Source data:
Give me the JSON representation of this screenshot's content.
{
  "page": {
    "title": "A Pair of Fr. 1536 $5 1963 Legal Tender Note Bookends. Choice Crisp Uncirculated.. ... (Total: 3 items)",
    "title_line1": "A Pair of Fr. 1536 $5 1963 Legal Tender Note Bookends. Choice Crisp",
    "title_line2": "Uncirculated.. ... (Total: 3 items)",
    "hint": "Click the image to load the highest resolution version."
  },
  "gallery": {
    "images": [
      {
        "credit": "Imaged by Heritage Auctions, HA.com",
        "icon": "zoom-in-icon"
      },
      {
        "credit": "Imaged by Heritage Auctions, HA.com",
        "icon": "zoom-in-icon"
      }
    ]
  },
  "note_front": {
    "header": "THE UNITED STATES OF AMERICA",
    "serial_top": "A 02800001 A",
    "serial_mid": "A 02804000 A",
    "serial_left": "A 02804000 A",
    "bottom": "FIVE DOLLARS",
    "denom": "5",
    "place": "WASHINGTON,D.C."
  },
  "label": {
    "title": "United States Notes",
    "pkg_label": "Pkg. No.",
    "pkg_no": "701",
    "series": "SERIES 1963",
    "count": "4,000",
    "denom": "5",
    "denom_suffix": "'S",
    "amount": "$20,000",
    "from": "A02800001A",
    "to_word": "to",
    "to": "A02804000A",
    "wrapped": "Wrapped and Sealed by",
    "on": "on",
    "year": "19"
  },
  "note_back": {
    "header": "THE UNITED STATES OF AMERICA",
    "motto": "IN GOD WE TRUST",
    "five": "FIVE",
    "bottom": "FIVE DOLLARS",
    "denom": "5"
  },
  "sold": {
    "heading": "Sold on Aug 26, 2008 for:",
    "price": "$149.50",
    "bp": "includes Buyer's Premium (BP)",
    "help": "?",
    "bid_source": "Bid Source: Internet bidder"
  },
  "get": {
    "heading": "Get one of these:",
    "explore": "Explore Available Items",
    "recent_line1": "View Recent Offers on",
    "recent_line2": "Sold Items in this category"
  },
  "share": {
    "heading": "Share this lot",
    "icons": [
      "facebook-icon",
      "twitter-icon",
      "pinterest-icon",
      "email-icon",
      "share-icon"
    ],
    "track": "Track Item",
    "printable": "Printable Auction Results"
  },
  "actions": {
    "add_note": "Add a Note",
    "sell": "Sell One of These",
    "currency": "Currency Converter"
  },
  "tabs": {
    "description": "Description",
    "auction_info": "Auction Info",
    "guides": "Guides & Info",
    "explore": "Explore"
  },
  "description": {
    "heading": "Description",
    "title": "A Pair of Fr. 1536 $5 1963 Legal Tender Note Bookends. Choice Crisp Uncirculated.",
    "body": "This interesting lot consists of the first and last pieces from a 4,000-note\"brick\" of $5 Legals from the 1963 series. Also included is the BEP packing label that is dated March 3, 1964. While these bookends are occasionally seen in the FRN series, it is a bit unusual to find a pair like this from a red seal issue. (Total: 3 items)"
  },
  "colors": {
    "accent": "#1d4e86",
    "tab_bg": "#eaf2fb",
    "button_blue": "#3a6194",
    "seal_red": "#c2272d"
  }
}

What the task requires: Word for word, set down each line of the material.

Written answer:
Give me the JSON representation of this screenshot's content.
{
  "page": {
    "title": "A Pair of Fr. 1536 $5 1963 Legal Tender Note Bookends. Choice Crisp Uncirculated.. ... (Total: 3 items)",
    "title_line1": "A Pair of Fr. 1536 $5 1963 Legal Tender Note Bookends. Choice Crisp",
    "title_line2": "Uncirculated.. ... (Total: 3 items)",
    "hint": "Click the image to load the highest resolution version."
  },
  "gallery": {
    "images": [
      {
        "credit": "Imaged by Heritage Auctions, HA.com",
        "icon": "zoom-in-icon"
      },
      {
        "credit": "Imaged by Heritage Auctions, HA.com",
        "icon": "zoom-in-icon"
      }
    ]
  },
  "note_front": {
    "header": "THE UNITED STATES OF AMERICA",
    "serial_top": "A 02800001 A",
    "serial_mid": "A 02804000 A",
    "serial_left": "A 02804000 A",
    "bottom": "FIVE DOLLARS",
    "denom": "5",
    "place": "WASHINGTON,D.C."
  },
  "label": {
    "title": "United States Notes",
    "pkg_label": "Pkg. No.",
    "pkg_no": "701",
    "series": "SERIES 1963",
    "count": "4,000",
    "denom": "5",
    "denom_suffix": "'S",
    "amount": "$20,000",
    "from": "A02800001A",
    "to_word": "to",
    "to": "A02804000A",
    "wrapped": "Wrapped and Sealed by",
    "on": "on",
    "year": "19"
  },
  "note_back": {
    "header": "THE UNITED STATES OF AMERICA",
    "motto": "IN GOD WE TRUST",
    "five": "FIVE",
    "bottom": "FIVE DOLLARS",
    "denom": "5"
  },
  "sold": {
    "heading": "Sold on Aug 26, 2008 for:",
    "price": "$149.50",
    "bp": "includes Buyer's Premium (BP)",
    "help": "?",
    "bid_source": "Bid Source: Internet bidder"
  },
  "get": {
    "heading": "Get one of these:",
    "explore": "Explore Available Items",
    "recent_line1": "View Recent Offers on",
    "recent_line2": "Sold Items in this category"
  },
  "share": {
    "heading": "Share this lot",
    "icons": [
      "facebook-icon",
      "twitter-icon",
      "pinterest-icon",
      "email-icon",
      "share-icon"
    ],
    "track": "Track Item",
    "printable": "Printable Auction Results"
  },
  "actions": {
    "add_note": "Add a Note",
    "sell": "Sell One of These",
    "currency": "Currency Converter"
  },
  "tabs": {
    "description": "Description",
    "auction_info": "Auction Info",
    "guides": "Guides & Info",
    "explore": "Explore"
  },
  "description": {
    "heading": "Description",
    "title": "A Pair of Fr. 1536 $5 1963 Legal Tender Note Bookends. Choice Crisp Uncirculated.",
    "body": "This interesting lot consists of the first and last pieces from a 4,000-note\"brick\" of $5 Legals from the 1963 series. Also included is the BEP packing label that is dated March 3, 1964. While these bookends are occasionally seen in the FRN series, it is a bit unusual to find a pair like this from a red seal issue. (Total: 3 items)"
  },
  "colors": {
    "accent": "#1d4e86",
    "tab_bg": "#eaf2fb",
    "button_blue": "#3a6194",
    "seal_red": "#c2272d"
  }
}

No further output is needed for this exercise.